“No one wins a war. It is true, there are degrees of loss, but no one wins,” Brock Chisholm, WWI veteran and first director-general of the World Health Organization, once said. And there may be some truth to that, as even victorious wars are often attained at great cost to the winner. Of course the alternative is losing a war which often comes at an even greater cost. Some losses in the history of war were painfully humiliating that they teach us the lesson that winning a war can come at a cost that is close to losing one. Here are three of them:

Battle of Jingxing 

This was a battle between the Han and the Zhao army in 205 BC. Han’s 30,000 soldiers faced off against the 200,000-strong Kingdom of Zhao.  The outcome should have been entirely predictable.  It is important to remember that ancient armies were not often comprised of trained and battle-hardened soldiers.  They tended to be a levied rabble of men called up by their rulers for temporary service and then return to their farms and other jobs. As a result, many battles were enormous melees of barely trained troops hacking at each other with loaned weapons. The exception to this in the ancient world was the Romans who had a trained and professional army that won victory after victory against untrained troops all over Europe, Africa and the Middle East.

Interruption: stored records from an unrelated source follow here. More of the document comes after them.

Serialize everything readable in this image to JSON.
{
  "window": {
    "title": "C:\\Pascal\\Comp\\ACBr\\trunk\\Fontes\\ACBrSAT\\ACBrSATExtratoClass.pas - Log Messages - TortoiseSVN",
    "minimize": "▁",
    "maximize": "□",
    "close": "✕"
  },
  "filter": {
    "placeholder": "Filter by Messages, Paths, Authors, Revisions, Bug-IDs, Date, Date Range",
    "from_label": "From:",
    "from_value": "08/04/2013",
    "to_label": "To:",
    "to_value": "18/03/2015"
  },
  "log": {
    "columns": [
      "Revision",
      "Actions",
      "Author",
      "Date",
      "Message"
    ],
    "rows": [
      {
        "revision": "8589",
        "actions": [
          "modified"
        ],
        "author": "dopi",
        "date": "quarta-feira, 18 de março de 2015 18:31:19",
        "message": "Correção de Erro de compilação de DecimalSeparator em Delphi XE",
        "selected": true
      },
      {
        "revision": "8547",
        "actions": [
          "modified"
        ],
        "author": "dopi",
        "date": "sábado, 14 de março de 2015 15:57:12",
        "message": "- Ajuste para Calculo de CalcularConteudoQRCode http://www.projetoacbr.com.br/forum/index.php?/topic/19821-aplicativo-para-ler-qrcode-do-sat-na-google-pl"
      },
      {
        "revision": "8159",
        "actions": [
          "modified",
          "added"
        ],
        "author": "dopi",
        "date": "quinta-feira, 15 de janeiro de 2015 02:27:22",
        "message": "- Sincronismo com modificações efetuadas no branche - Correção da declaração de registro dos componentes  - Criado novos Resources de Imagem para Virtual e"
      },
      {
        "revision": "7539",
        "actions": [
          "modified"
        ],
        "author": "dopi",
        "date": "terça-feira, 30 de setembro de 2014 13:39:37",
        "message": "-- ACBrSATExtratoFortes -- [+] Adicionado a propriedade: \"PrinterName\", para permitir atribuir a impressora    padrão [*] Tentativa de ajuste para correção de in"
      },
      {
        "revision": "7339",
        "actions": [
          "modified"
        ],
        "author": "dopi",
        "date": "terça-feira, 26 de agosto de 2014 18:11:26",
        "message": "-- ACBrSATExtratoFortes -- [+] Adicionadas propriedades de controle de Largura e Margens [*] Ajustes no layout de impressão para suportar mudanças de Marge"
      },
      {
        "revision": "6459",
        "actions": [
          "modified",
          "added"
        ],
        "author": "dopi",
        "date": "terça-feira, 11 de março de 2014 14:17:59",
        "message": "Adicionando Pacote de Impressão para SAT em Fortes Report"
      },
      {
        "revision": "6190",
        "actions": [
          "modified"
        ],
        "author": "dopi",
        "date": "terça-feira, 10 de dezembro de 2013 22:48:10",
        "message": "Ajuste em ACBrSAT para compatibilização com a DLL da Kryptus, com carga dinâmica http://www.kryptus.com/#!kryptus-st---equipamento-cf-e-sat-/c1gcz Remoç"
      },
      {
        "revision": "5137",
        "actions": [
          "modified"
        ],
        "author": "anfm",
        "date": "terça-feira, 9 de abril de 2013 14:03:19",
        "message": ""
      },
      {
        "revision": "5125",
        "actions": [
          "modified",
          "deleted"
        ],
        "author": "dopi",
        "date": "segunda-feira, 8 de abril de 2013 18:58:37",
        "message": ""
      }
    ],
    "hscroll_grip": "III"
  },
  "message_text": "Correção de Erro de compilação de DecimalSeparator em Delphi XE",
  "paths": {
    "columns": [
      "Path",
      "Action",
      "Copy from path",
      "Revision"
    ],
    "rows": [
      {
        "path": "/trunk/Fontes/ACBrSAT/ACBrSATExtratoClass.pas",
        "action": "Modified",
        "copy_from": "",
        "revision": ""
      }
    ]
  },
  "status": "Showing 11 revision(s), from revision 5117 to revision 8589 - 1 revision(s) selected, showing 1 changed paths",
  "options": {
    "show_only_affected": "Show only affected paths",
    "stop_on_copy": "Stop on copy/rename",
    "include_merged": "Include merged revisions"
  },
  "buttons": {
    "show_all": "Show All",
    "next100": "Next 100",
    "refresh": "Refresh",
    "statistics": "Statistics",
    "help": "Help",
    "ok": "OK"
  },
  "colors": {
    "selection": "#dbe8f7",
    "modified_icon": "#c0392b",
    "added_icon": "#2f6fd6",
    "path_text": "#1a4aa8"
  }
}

 The night before the battle, Han Xin, the Han commander, ordered his 2,000 mounted men to the rear of the Zhao Army’s camp, each carrying a red battle flag of the Han army. He told them to occupy Zhao camp as soon as their army moved out to press the attack. He also sent 10,000 men across the Tao River to dig ditches with their back to the river, giving his men fortification but leaving them no route of retreat. When the battle was joined Han Xin’s men feigned defeat and retreated on their fortified ditch on the river with the Zhao’s chasing them behind. Once in their trench with no option but to fight or die, the Han fought with the courage of despair and held the Zhao at bay.

When the Zhao withdrew temporarily to regroup, they saw thousands of enemy flags in their camp, making them think they were about to be taken from the rear by fresh troops. The result was panic and disintegration among the Zhao who themselves tried to flee with an open route of retreat. The Han cavalry and infantry ran them down and killed them.

The Zhao army took 150,000 casualties

It also gave rise to the military axiom, “You achieve survival by fighting from a position of certain death.”

Battle of Carrhae

Gnaeus Pompeius, Licinius Crassus, and Gaius Julius Caesar. (Mary HarrschCC BY-SA 4.0, via Wikimedia Commons)

The Battle of Carrhae happened in 53 BC and was considered one of the most crushing defeats in Roman history. Here’s why:

Motivated by his insatiable greed, the already wealthy Marcus Crassus wanted to invade the Parthian Empire. And so, he teamed up with Julius Ceasar and Pompey in hopes that his military reputation would improve.